Exercise material:
◇ ◇ ◇ ◇ ◇

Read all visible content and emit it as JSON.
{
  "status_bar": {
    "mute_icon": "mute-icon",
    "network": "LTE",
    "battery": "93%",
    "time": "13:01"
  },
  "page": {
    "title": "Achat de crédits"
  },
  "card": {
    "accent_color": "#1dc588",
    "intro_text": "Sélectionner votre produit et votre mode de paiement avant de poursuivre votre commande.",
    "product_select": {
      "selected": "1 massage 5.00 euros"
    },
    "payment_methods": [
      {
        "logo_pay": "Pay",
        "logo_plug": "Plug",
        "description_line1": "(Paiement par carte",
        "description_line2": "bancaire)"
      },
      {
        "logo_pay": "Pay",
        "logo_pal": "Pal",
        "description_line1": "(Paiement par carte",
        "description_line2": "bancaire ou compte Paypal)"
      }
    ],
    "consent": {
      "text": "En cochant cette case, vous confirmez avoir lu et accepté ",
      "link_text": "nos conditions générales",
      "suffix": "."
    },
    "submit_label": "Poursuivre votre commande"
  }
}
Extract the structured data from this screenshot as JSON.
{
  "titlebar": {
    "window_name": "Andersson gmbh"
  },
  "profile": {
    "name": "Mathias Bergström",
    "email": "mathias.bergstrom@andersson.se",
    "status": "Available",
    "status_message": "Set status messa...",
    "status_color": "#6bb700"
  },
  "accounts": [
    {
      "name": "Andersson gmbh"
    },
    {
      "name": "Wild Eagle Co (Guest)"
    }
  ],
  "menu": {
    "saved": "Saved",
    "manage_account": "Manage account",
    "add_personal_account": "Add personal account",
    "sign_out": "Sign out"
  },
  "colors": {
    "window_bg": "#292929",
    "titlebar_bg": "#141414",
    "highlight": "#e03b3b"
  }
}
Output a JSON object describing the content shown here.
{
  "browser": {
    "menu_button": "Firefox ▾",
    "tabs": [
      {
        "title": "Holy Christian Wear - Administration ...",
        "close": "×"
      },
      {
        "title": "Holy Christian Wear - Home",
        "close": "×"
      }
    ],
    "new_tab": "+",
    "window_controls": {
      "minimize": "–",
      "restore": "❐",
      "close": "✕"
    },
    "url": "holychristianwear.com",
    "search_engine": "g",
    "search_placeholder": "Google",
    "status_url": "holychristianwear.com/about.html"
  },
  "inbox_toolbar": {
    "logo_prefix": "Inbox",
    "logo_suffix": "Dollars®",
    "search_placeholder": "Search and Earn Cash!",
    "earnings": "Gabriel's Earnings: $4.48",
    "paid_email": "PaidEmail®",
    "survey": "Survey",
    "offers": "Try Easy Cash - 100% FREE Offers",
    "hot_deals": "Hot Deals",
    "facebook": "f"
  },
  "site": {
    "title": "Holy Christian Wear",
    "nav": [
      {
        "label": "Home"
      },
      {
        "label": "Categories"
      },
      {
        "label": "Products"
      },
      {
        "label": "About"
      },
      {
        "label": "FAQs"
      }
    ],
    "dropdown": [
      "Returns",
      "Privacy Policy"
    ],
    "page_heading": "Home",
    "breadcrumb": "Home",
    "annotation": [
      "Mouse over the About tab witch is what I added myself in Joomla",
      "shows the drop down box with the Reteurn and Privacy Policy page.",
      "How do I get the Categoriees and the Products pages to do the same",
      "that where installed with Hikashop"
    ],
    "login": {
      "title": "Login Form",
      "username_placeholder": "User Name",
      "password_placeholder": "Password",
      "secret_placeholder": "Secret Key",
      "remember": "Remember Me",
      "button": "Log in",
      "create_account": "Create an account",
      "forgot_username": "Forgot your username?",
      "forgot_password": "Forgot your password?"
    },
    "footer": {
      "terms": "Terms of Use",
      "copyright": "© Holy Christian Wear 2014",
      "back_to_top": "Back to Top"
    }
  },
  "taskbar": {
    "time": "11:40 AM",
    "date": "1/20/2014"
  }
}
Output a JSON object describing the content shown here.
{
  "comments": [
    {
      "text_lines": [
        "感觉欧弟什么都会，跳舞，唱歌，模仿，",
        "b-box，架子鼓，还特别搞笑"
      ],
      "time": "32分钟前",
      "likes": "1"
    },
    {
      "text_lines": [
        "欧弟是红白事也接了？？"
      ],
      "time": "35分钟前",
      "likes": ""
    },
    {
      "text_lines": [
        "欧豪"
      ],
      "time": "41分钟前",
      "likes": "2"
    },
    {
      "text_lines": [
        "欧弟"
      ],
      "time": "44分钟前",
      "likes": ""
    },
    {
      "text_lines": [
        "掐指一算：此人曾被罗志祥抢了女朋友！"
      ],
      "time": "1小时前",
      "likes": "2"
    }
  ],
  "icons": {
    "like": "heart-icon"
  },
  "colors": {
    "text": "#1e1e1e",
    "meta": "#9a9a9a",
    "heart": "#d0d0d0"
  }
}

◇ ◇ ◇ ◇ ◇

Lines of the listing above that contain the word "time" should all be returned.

Result for this exercise:
    "time": "13:01"
    "time": "11:40 AM",
      "time": "32分钟前",
      "time": "35分钟前",
      "time": "41分钟前",
      "time": "44分钟前",
      "time": "1小时前",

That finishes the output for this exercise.